The complex truth about poverty in America, however, does not fit on a bumper sticker. We cannot neatly sort these issues into causes and effects — they are all causes and effects of each other and all contribute to poverty. Focusing government attention on fatherhood or whichever social ill best fits one’s political narrative won’t succeed in moving large numbers of Americans out of poverty and toward self-sustaining prosperity.

Politicians love to talk about agency and personal responsibility when faced with the problem of poverty, but in the end taxpayer dollars are spent largely on futile pet projects designed to make poor people do what politicians from both parties think they should do. Unfortunately, the Biden administration’s now-expired child tax credit now looks like a missed opportunity to pivot away from that approach and towards a smarter use of public funds.

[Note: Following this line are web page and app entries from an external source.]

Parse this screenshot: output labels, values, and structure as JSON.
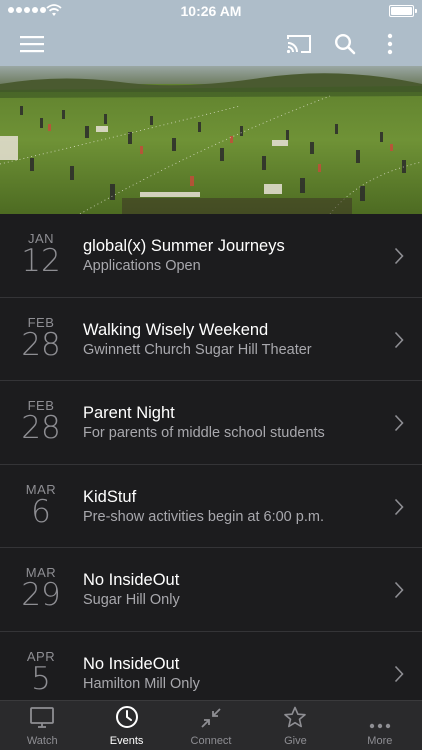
{
  "status_bar": {
    "time": "10:26 AM",
    "signal_icon": "signal-dots-icon",
    "wifi_icon": "wifi-icon",
    "battery_icon": "battery-icon",
    "battery_level": 1.0
  },
  "nav_bar": {
    "background": "#aebdc9",
    "menu_icon": "hamburger-menu-icon",
    "cast_icon": "cast-icon",
    "search_icon": "search-icon",
    "more_icon": "more-vertical-icon"
  },
  "events": [
    {
      "month": "JAN",
      "day": "12",
      "title": "global(x) Summer Journeys",
      "subtitle": "Applications Open"
    },
    {
      "month": "FEB",
      "day": "28",
      "title": "Walking Wisely Weekend",
      "subtitle": "Gwinnett Church Sugar Hill Theater"
    },
    {
      "month": "FEB",
      "day": "28",
      "title": "Parent Night",
      "subtitle": "For parents of middle school students"
    },
    {
      "month": "MAR",
      "day": "6",
      "title": "KidStuf",
      "subtitle": "Pre-show activities begin at 6:00 p.m."
    },
    {
      "month": "MAR",
      "day": "29",
      "title": "No InsideOut",
      "subtitle": "Sugar Hill Only"
    },
    {
      "month": "APR",
      "day": "5",
      "title": "No InsideOut",
      "subtitle": "Hamilton Mill Only"
    }
  ],
  "tab_bar": {
    "tabs": [
      {
        "label": "Watch",
        "icon": "tv-icon",
        "active": false
      },
      {
        "label": "Events",
        "icon": "clock-icon",
        "active": true
      },
      {
        "label": "Connect",
        "icon": "connect-arrows-icon",
        "active": false
      },
      {
        "label": "Give",
        "icon": "star-icon",
        "active": false
      },
      {
        "label": "More",
        "icon": "more-horizontal-icon",
        "active": false
      }
    ]
  }
}
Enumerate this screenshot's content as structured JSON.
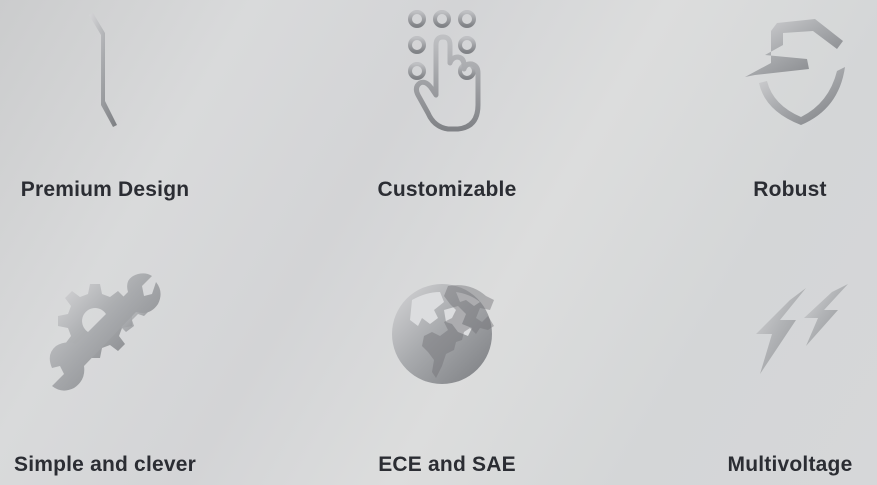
{
  "colors": {
    "background": "#d6d7d9",
    "label_text": "#2b2d33",
    "icon_light": "#d4d4d6",
    "icon_dark": "#7d7f83"
  },
  "features": [
    {
      "label": "Premium Design",
      "icon": "sleek-strip-icon"
    },
    {
      "label": "Customizable",
      "icon": "hand-keypad-icon"
    },
    {
      "label": "Robust",
      "icon": "shield-icon"
    },
    {
      "label": "Simple and clever",
      "icon": "gear-wrench-icon"
    },
    {
      "label": "ECE and SAE",
      "icon": "globe-icon"
    },
    {
      "label": "Multivoltage",
      "icon": "lightning-bolts-icon"
    }
  ]
}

As University of San Diego Professor Matt Zwolinski wrote in the Daily Caller last fall, providing unconditional cash benefits is shown by many studies to be a more effective approach than government bureaucracies and welfare programs. When children need financial support, the money should go “directly to families” and trust them “with the freedom and the responsibility to use that money as they see fit,” Zwolinski said.

Notably, bundled within the Florida fatherhood bill is a modest increase in a stipend that is given to children who have worked their way through the state’s foster care system and are attending college and other post-secondary education options. This portion of the bill wisely treats its recipients, who are often born into poverty and without a father present, as responsible and capable of deciding what they need and how their money should be spent.

Kids without fathers, and taxpayers, would be better off if Florida’s lawmakers had embraced this individual responsibility model and focused their fatherhood initiative — and the state’s other welfare programs — on providing cash benefits.

The Florida fatherhood bill funds some helpful programs amidst its window dressing. But Gov. DeSantis often talks about trusting individuals, not the government, to make the best decisions. In this case, if DeSantis wanted to help families, he should’ve opted for cash payments rather than public messaging-focused campaigns. Policies that trust individuals and put personal responsibility first are the way to pivot away from American welfare’s many failures and decrease poverty. Conservatives and liberals should be able to agree on that.

Max Gulker is a senior policy analyst at Reason Foundation